_Dataset entries:_

════

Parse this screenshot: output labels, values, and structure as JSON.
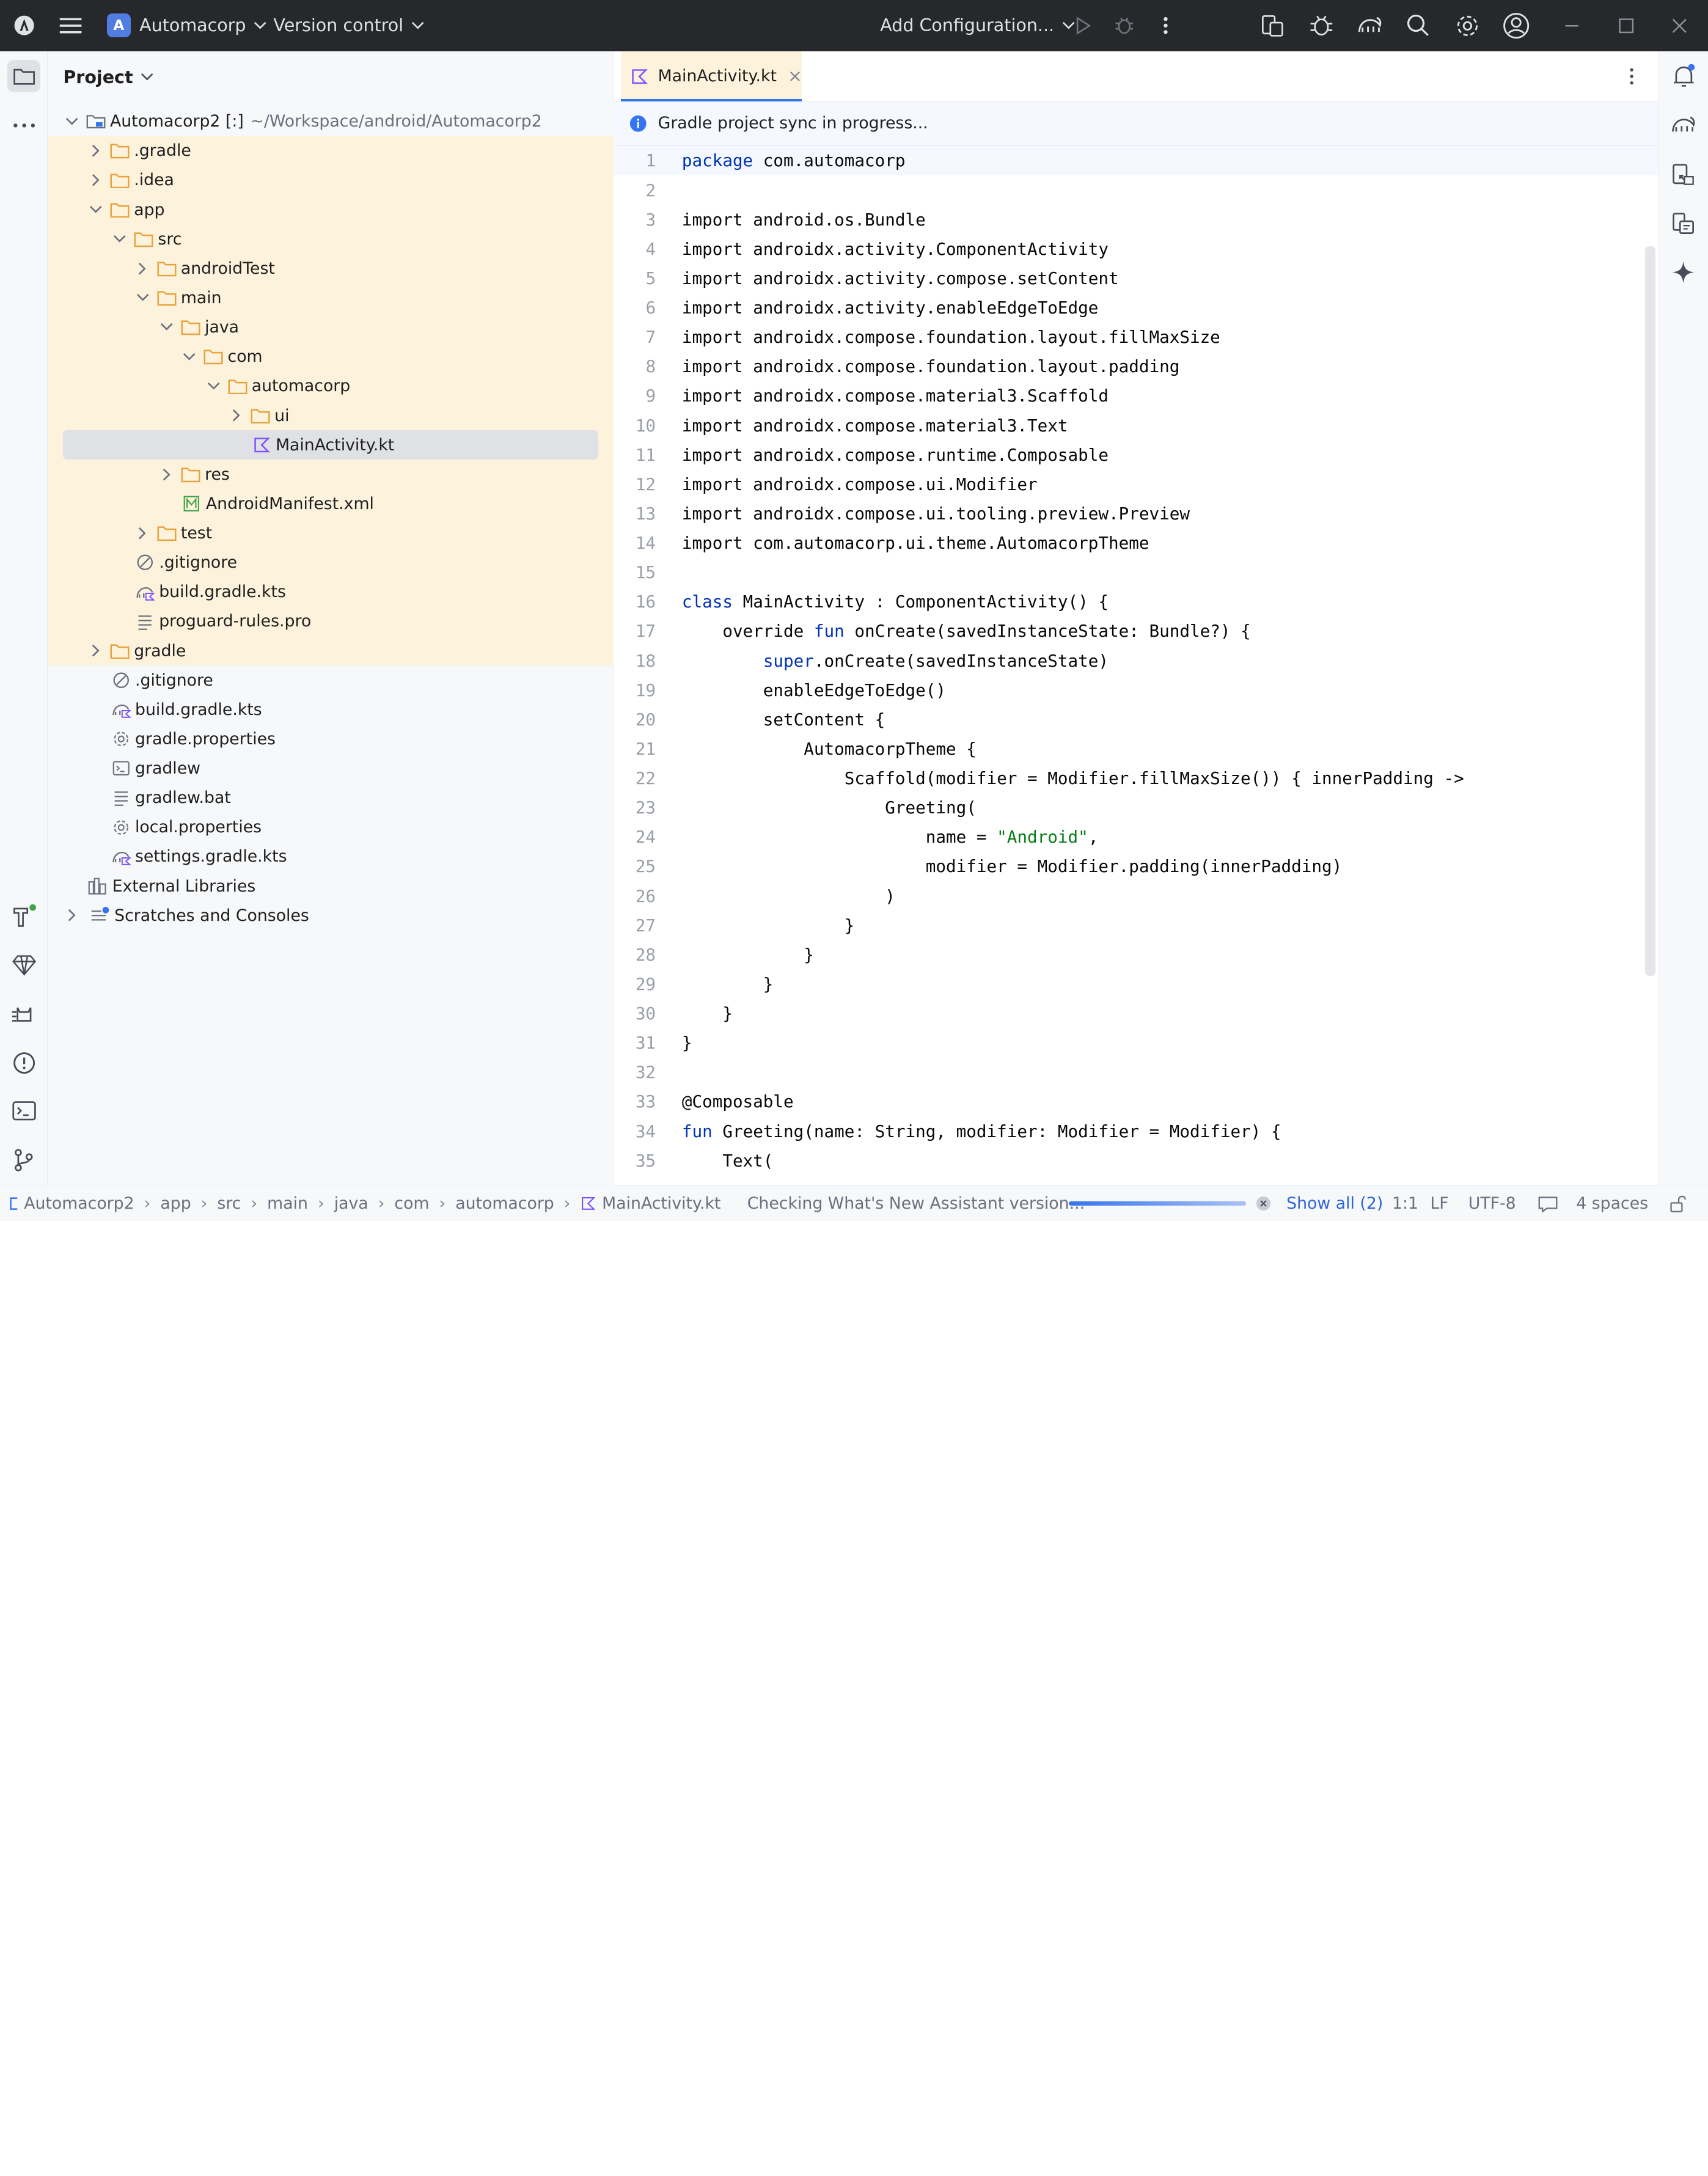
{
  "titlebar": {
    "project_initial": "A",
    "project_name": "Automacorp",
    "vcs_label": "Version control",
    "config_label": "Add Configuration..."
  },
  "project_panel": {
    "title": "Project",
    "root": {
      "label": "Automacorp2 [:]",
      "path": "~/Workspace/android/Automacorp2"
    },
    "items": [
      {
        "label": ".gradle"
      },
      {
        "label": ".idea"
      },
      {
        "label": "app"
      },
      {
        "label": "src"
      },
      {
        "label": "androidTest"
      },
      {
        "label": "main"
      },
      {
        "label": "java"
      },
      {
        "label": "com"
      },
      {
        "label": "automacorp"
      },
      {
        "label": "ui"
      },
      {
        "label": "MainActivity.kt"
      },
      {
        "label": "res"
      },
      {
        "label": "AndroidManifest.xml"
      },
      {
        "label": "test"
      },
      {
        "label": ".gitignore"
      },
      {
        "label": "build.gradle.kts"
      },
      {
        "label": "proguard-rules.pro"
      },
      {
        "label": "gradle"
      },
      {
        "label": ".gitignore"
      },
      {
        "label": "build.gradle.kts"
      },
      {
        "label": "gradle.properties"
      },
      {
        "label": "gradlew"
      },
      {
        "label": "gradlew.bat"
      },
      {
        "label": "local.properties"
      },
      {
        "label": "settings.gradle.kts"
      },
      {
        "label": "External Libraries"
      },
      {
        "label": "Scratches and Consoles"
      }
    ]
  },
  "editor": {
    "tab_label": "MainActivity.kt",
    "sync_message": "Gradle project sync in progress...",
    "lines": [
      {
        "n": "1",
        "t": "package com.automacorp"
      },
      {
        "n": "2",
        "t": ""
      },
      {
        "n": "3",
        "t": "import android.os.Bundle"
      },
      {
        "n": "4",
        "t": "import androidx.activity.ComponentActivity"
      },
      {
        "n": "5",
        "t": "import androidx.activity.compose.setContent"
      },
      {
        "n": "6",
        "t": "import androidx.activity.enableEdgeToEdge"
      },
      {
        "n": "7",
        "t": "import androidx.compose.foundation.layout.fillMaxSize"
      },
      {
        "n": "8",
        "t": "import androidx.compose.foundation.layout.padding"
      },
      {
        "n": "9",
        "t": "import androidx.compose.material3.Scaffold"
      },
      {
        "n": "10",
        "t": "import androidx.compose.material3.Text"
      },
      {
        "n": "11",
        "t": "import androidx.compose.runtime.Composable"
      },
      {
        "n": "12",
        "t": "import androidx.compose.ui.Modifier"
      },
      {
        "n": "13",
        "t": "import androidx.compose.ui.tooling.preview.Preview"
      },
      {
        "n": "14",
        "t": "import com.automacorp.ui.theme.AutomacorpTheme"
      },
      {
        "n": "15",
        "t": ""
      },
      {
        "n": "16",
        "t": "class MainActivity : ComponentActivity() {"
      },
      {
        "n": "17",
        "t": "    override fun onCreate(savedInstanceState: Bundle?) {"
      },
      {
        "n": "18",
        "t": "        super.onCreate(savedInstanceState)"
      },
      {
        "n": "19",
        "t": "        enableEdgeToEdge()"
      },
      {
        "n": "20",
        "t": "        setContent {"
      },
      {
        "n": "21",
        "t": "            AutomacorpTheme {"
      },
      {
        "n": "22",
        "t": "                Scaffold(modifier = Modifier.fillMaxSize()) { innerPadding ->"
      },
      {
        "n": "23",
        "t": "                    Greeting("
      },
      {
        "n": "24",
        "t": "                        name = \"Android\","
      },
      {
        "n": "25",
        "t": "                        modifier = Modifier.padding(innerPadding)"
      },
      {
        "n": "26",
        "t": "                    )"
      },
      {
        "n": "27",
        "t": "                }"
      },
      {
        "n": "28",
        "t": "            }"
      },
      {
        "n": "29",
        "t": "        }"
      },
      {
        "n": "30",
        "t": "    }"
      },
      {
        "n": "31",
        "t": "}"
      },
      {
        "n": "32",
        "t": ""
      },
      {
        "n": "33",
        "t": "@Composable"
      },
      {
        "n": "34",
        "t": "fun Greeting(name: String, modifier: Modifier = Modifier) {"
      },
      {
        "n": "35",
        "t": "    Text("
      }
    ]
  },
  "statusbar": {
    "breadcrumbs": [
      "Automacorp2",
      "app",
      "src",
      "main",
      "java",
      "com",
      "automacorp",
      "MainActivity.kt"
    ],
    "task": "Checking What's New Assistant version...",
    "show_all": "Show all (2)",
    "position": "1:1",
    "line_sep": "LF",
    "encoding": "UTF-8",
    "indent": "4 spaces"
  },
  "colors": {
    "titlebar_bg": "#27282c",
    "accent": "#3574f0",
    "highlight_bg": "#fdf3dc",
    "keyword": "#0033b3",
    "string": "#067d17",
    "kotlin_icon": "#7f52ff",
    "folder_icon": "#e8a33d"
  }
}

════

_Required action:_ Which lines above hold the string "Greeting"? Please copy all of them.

_Problem solution:_
        "t": "                    Greeting("
        "t": "fun Greeting(name: String, modifier: Modifier = Modifier) {"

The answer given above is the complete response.